YOUR INSTRUCTIONS —
If a line of the data below contains the string "基于Axial", count it, then state the total alone.

(Source records)
=-=-=-=-=

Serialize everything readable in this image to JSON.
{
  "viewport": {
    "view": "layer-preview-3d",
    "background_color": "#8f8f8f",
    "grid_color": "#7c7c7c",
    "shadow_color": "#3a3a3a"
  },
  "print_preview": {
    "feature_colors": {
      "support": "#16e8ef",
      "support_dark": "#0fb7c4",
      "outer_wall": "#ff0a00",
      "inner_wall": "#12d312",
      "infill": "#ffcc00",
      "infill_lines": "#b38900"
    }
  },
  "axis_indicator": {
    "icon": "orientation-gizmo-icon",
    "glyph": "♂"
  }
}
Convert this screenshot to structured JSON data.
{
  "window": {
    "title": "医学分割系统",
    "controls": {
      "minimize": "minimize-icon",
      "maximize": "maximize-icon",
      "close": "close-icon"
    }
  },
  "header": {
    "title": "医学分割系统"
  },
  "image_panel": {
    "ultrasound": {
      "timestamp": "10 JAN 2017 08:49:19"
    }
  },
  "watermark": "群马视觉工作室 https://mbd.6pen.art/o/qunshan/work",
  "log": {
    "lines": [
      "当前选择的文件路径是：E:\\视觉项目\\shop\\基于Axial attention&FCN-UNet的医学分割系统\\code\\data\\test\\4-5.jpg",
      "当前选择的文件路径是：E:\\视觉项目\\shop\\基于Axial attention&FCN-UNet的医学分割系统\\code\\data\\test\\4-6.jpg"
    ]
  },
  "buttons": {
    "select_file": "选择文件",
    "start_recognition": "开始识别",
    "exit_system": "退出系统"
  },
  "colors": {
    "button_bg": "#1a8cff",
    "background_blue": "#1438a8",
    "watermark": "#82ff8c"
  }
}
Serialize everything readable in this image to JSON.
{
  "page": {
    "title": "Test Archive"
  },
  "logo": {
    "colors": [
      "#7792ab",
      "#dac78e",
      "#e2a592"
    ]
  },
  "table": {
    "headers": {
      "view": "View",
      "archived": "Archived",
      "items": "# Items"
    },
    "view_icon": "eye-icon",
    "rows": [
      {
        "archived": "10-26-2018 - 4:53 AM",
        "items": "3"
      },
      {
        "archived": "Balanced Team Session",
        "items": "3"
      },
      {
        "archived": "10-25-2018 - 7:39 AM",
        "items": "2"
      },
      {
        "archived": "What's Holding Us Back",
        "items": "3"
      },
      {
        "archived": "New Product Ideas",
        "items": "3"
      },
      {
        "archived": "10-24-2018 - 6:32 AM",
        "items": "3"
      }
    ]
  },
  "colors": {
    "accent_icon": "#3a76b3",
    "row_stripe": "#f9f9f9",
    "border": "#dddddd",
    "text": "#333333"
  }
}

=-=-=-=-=

RESULT —
2